Or, now that I think of it, it maybe it’s the best.
Let’s start with the study and then I’ll tell you why it’s so stupid and so awesome at the same time.
I don’t need to bother with how the study was conducted and the typical problems with the study design, which are common to most of the barefoot running studies that have been done (too small a sample size, too homogeneous a sample size, not a good control group, lack of barefoot experience when barefoot experience is called for, etc. — oh, I guess I did just bother :lol:).
The important part is the conclusion:
Habitually shod runners may be subject to injury more easily when they run barefoot and continue to use their heel strike pattern.
Winner of the DUH! Award
For those of you with some barefoot running experience under your belt, you’ll immediately get the “this is a stupid study” idea.
For those of you new to the barefoot thing, let me ‘splain. In short, the one of the key philosophies behind running without shoes is that the typical heel-striking pattern that most people adopt when they put on running shoes, regardless of how much padding and motion stability is built into the shoes, is BAD FOR YOU.
Adding the padding and motion control is attempting to address a problem that the shoe caused to begin with. It’s like drilling a hole in a water pipe and then trying to patch it up with Silly Putty and saying, “See, it’s fine!”
Another philosophy of barefoot running is that it’ll get you to stop heel-striking because, news flash, landing on your heel while barefoot HURTS.
So, doing a study that says, “Running barefoot and heel-striking can be bad for you” is like doing a study that reveals, “Water is wet!”
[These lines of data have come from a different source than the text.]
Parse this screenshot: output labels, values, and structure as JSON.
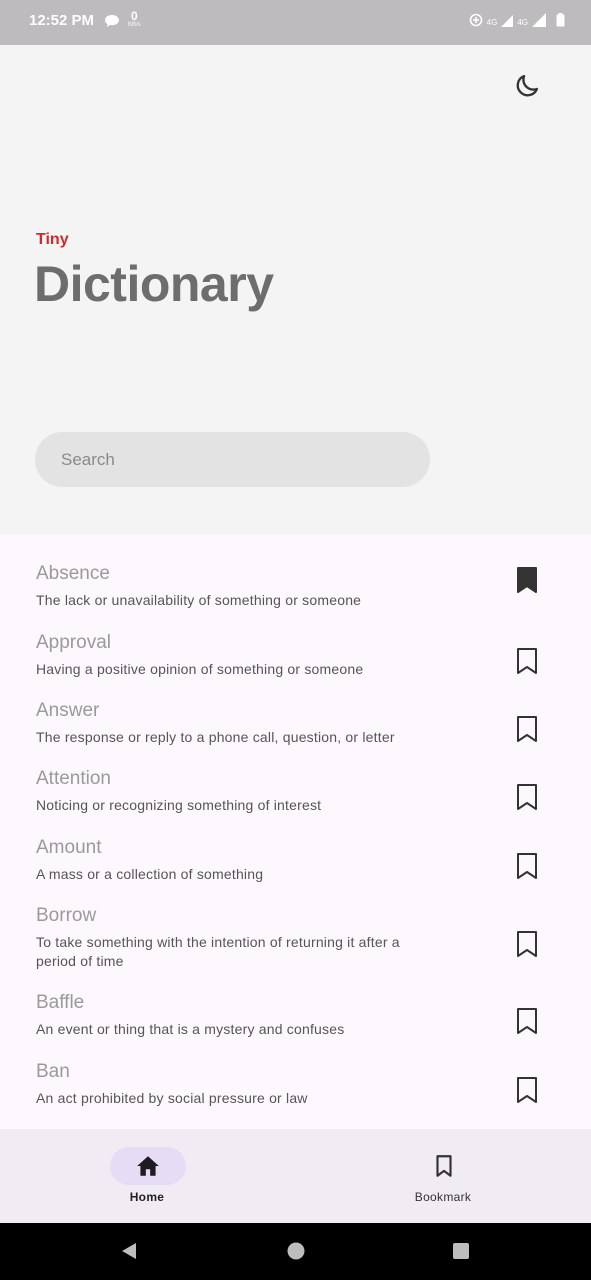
{
  "status": {
    "time": "12:52 PM",
    "speed_value": "0",
    "speed_unit": "KB/s",
    "net1": "4G",
    "net2": "4G"
  },
  "header": {
    "kicker": "Tiny",
    "title": "Dictionary"
  },
  "search": {
    "placeholder": "Search",
    "value": ""
  },
  "words": [
    {
      "word": "Absence",
      "definition": "The lack or unavailability of something or someone",
      "bookmarked": true
    },
    {
      "word": "Approval",
      "definition": "Having a positive opinion of something or someone",
      "bookmarked": false
    },
    {
      "word": "Answer",
      "definition": "The response or reply to a phone call, question, or letter",
      "bookmarked": false
    },
    {
      "word": "Attention",
      "definition": "Noticing or recognizing something of interest",
      "bookmarked": false
    },
    {
      "word": "Amount",
      "definition": "A mass or a collection of something",
      "bookmarked": false
    },
    {
      "word": "Borrow",
      "definition": "To take something with the intention of returning it after a period of time",
      "bookmarked": false
    },
    {
      "word": "Baffle",
      "definition": "An event or thing that is a mystery and confuses",
      "bookmarked": false
    },
    {
      "word": "Ban",
      "definition": "An act prohibited by social pressure or law",
      "bookmarked": false
    }
  ],
  "nav": {
    "home_label": "Home",
    "bookmark_label": "Bookmark",
    "active": "home"
  },
  "colors": {
    "accent": "#d22a2a",
    "title": "#6d6d6d",
    "nav_pill": "#e7dcf6"
  }
}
There isn’t a barefoot runner on the planet who is surprised by these results.
Winner of the AAAAWWWWESOOOOMMMMME Award
Ironically, though, the obviousness of this study — problems and all — is what makes it one of the best studies about barefoot running yet.
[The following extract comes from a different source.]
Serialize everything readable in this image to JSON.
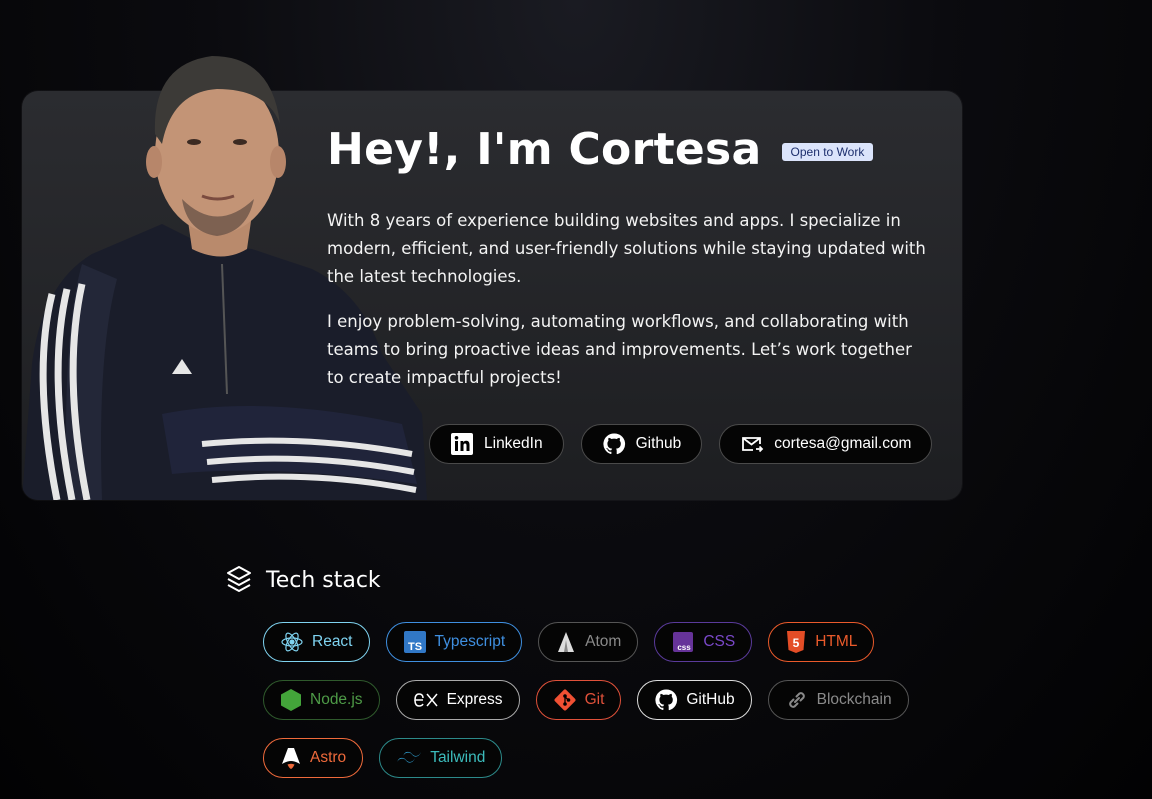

Because it proves one of the core tenets of barefoot running!
Okay, again, it doesn’t unambiguously and completely prove it because of the limitations of the study. But by examining one of the simple ideas behind the barefoot movement and determining that all our anecdotal evidence has some scientific background, we can start to chip away at the nay-sayers who intone, “There are no studies that show that running barefoot is better for you.”
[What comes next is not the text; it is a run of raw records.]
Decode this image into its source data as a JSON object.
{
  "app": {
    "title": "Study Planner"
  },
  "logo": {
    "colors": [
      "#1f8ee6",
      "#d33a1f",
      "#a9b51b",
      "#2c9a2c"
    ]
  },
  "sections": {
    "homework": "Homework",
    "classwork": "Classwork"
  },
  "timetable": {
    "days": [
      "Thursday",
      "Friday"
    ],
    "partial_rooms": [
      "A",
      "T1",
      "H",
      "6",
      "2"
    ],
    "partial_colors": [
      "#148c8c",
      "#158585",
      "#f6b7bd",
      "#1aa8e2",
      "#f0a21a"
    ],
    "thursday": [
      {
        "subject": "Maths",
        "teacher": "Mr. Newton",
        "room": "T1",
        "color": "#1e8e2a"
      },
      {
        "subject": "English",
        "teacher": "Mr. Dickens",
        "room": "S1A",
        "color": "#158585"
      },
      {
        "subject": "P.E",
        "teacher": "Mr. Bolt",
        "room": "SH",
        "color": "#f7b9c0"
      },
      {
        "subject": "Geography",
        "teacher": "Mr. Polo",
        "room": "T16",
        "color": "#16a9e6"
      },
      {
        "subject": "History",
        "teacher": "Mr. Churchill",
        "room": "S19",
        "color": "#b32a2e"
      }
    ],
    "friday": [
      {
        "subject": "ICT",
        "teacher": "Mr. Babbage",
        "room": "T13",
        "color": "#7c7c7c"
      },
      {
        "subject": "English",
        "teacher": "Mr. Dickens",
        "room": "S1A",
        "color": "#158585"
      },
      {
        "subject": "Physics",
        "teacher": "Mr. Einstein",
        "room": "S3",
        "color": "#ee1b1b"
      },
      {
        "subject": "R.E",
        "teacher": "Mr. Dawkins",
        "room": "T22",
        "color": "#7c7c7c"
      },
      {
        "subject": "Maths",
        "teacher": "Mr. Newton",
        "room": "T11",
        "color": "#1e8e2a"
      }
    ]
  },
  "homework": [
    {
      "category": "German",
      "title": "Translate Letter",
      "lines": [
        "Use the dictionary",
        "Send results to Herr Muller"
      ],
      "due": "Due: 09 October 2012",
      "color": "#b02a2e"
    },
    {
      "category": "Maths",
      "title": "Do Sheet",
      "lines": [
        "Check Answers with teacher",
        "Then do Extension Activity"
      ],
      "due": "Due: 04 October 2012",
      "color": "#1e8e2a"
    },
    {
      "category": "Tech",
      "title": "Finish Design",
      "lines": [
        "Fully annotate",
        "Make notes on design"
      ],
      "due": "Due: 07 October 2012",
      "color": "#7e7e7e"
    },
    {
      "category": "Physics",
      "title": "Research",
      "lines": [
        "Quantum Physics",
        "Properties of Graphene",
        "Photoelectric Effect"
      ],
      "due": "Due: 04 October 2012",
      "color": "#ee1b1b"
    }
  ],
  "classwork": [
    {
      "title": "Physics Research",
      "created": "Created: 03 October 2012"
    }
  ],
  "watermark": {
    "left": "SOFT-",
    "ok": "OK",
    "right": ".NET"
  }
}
Ignoring the argument that there are no studies that show that SHOES are good for you, we now have a small study that backs up our claims.
Winner of the That’s What She Said! Award
One other conclusion that came out of this study is that, perhaps, the advantages that barefoot running seems to provide come not from having your bare skin on the ground, but from the change in gait — from heel-strike to, well, NOT heel-striking — is where the real value comes from.
That’s the message that many of us — including Chris McDougall, Daniel Lieberman, and Pete Larson — have been saying. That is, “it’s the form, not the footwear… but it happens that removing the footwear seems the best way to change the form… and it’s FUN, feels great, and costs less.”
Hopefully we’ll start seeing other studies that address some of the other simple claims of barefooters:
- Running barefoot naturally leads to a change in gait, without supplemental instruction
- That gait change, even in shoes, leads to fewer injuries
- That gait change, without shoes, leads to fewer injuries
- That gait change helps heal existing injuries
- ANYONE can run barefoot, pain-free and enjoyably.
(Did I miss any?)